Many women find that understanding the process of labor helps them to feel more in control.
The first stage of labor consists of early labor and active labor.
Early labor is the longest phase of labor, and it can last for several hours (or even days). During early labor, your cervix will begin to dilate (open) and efface (thin out). You will experience mild contractions that might last for 30 to 60 seconds and come every five to 20 minutes.
As you progress from early to active labor, your contractions will become stronger, closer together, and regular. Your cervix will continue to dilate during this phase. You will likely feel more discomfort and may need pain relief.
Your Body Adjusts Temperature According to Your Child’s Needs
You may be concerned about many things during your pregnancy, but staying warm probably isn’t one of them.
But did you know that your body adjusts its temperature according to your child’s needs?
Your body temperature will be slightly higher than average during the first trimester as your metabolism increases. It is called the “basal body temperature.”
As your pregnancy progresses, your basal body temperature will decrease as your child grows and takes up more space in your womb.
But don’t worry, your body will adjust, and you will be able to keep yourself and your child warm enough. Once you hold your little one in your arms and feel they’re cold, bring them closer to your chest, and they will warm up in no time. Your chest can flush and heat up in response to your child’s needs. All the ore reasons for uninterrupted skin-to-skin contact immediately after birth.
Amniotic Fluid and Breastmilk Change in Taste
You must’ve heard your great-grandmother offering tips and tricks on making your breastmilk or amniotic fluid taste better. Or how you should avoid certain foods because they’ll make your breastmilk or amniotic fluid taste terrible.
We aren’t sure if they knew there was a scientific backing to their claim or if it was just an old wives’ tale. But there is some truth to it.
Your diet does affect the taste of your breastmilk and amniotic fluid. If you’re a foodie and manage to keep nausea at bay, your child is in for a treat!
Your breastmilk will take on the flavors of the spices and herbs you consume. So, if you’re in the mood for some Indian food, your baby will be too!

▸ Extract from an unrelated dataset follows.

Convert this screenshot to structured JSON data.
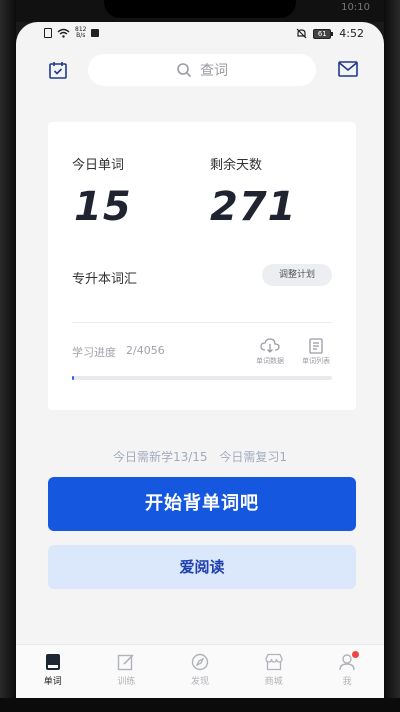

While it sounds fun, it also calls for precautions to avoid anything that might be harmful to your child. For instance, gassy foods like cabbage, broccoli, and cauliflower can make your baby fussy and uncomfortable. So, it’s best to avoid them.
The same goes for amniotic fluid. If you eat foods high in sodium, your amniotic fluid will be saltier. So, it’s best to keep it moderate.
The Full-Term Pregnant Uterus is a Body’s Strongest Muscle
You might not feel like it, but the uterus is the strongest muscle in your body.
It’s responsible for carrying your baby and their belongings for nine months. It also needs to be able to push them out when the time comes.
The full-term pregnant uterus is about the size of a watermelon. But don’t worry; it will return to its original size six to eight weeks postpartum.
During pregnancy, the uterus expands as the baby grows. It can stretch up to 500 times its original size. That’s pretty amazing, don’t you think?
The expansion is made possible by a combination of several things, including:
- The release of the hormone relaxin.
- The stretching of the ligaments that support the uterus.
- The growth of the uterine muscles.
As the uterus expands, it puts pressure on the stomach, so you might feel nauseous or have indigestion during pregnancy.
The good news is that the stomach and intestines will move up as the uterus expands, so you should have some relief by the end of your pregnancy.
You might have heard people say that the pregnancy brain is a myth. You’re in for a surprise (or not) when you find out it’s very real. You may forget where you put your keys or what you were supposed to buy at the grocery store. However, please don’t forget that you now have a little one depending on you.
Pregnancy is a blissful time for most women (minus the morning sickness and backaches). While it’s essential to understand the basics of pregnancy, don’t forget to enjoy the ride. After all, it’s not every day that you get to create and nurture a new life!